WHAT THIS TASK INVOLVES ▸
Reproduce each entry exactly as it reads. Leave the images out.

DATASET RECORDS ▸
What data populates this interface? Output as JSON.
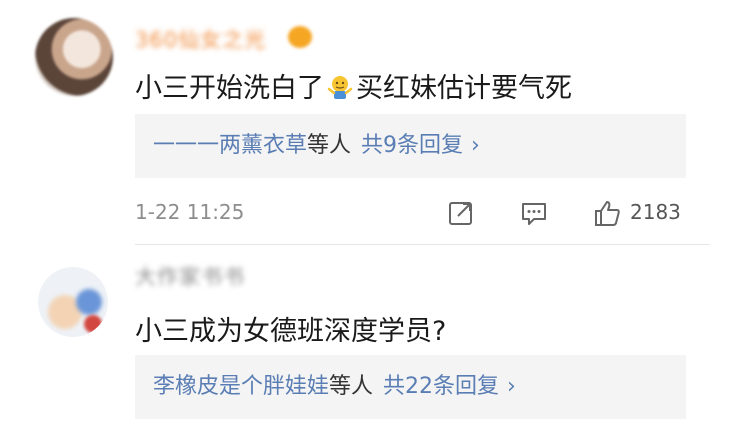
{
  "comments": [
    {
      "username": "360仙女之光",
      "text_before": "小三开始洗白了",
      "emoji": "shrug-emoji",
      "text_after": "买红妹估计要气死",
      "reply_names": "一一一两薰衣草",
      "reply_suffix": "等人",
      "reply_count": "共9条回复",
      "timestamp": "1-22 11:25",
      "likes": "2183"
    },
    {
      "username": "大作家书书",
      "text": "小三成为女德班深度学员?",
      "reply_names": "李橡皮是个胖娃娃",
      "reply_suffix": "等人",
      "reply_count": "共22条回复"
    }
  ],
  "icons": {
    "share": "share-icon",
    "comment": "comment-icon",
    "like": "thumbs-up-icon",
    "chevron": "chevron-right-icon"
  },
  "colors": {
    "link_blue": "#5a7eb4",
    "username_orange": "#f08a3a",
    "reply_bg": "#f4f4f4",
    "meta_gray": "#8d8d8d"
  }
}
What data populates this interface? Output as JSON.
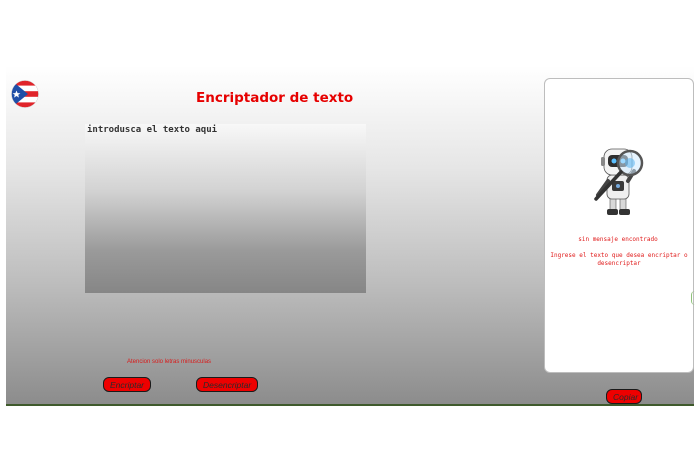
{
  "app": {
    "title": "Encriptador de texto",
    "flag_icon": "puerto-rico-flag-icon"
  },
  "editor": {
    "placeholder": "introdusca el texto aqui",
    "value": "",
    "warning": "Atencion solo letras minusculas"
  },
  "actions": {
    "encrypt_label": "Encriptar",
    "decrypt_label": "Desencriptar",
    "copy_label": "Copiar"
  },
  "output_panel": {
    "illustration": "robot-magnifier-icon",
    "empty_title": "sin mensaje encontrado",
    "empty_message": "Ingrese el texto que desea encriptar o desencriptar"
  },
  "colors": {
    "accent": "#e60000",
    "button": "#ee0000",
    "message_text": "#e01a1a"
  }
}
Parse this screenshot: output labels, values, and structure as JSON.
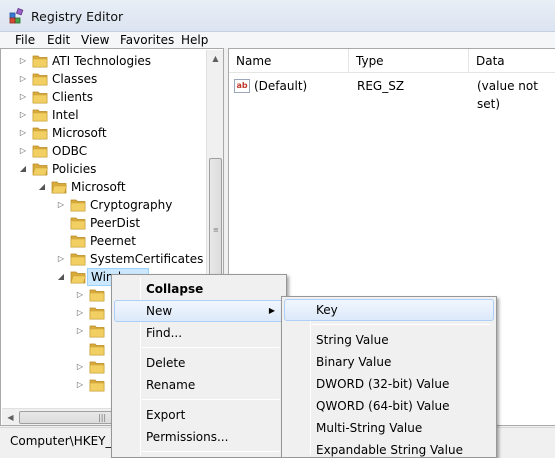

SOLUTION TO THE PROBLEM ▸
What data populates this interface? Output as JSON.
{
  "comments": [
    {
      "username": "360仙女之光",
      "text_before": "小三开始洗白了",
      "emoji": "shrug-emoji",
      "text_after": "买红妹估计要气死",
      "reply_names": "一一一两薰衣草",
      "reply_suffix": "等人",
      "reply_count": "共9条回复",
      "timestamp": "1-22 11:25",
      "likes": "2183"
    },
    {
      "username": "大作家书书",
      "text": "小三成为女德班深度学员?",
      "reply_names": "李橡皮是个胖娃娃",
      "reply_suffix": "等人",
      "reply_count": "共22条回复"
    }
  ],
  "icons": {
    "share": "share-icon",
    "comment": "comment-icon",
    "like": "thumbs-up-icon",
    "chevron": "chevron-right-icon"
  },
  "colors": {
    "link_blue": "#5a7eb4",
    "username_orange": "#f08a3a",
    "reply_bg": "#f4f4f4",
    "meta_gray": "#8d8d8d"
  }
}
What data populates this interface? Output as JSON.
{
  "app": {
    "title": "Encriptador de texto",
    "flag_icon": "puerto-rico-flag-icon"
  },
  "editor": {
    "placeholder": "introdusca el texto aqui",
    "value": "",
    "warning": "Atencion solo letras minusculas"
  },
  "actions": {
    "encrypt_label": "Encriptar",
    "decrypt_label": "Desencriptar",
    "copy_label": "Copiar"
  },
  "output_panel": {
    "illustration": "robot-magnifier-icon",
    "empty_title": "sin mensaje encontrado",
    "empty_message": "Ingrese el texto que desea encriptar o desencriptar"
  },
  "colors": {
    "accent": "#e60000",
    "button": "#ee0000",
    "message_text": "#e01a1a"
  }
}
Parse this screenshot: output labels, values, and structure as JSON.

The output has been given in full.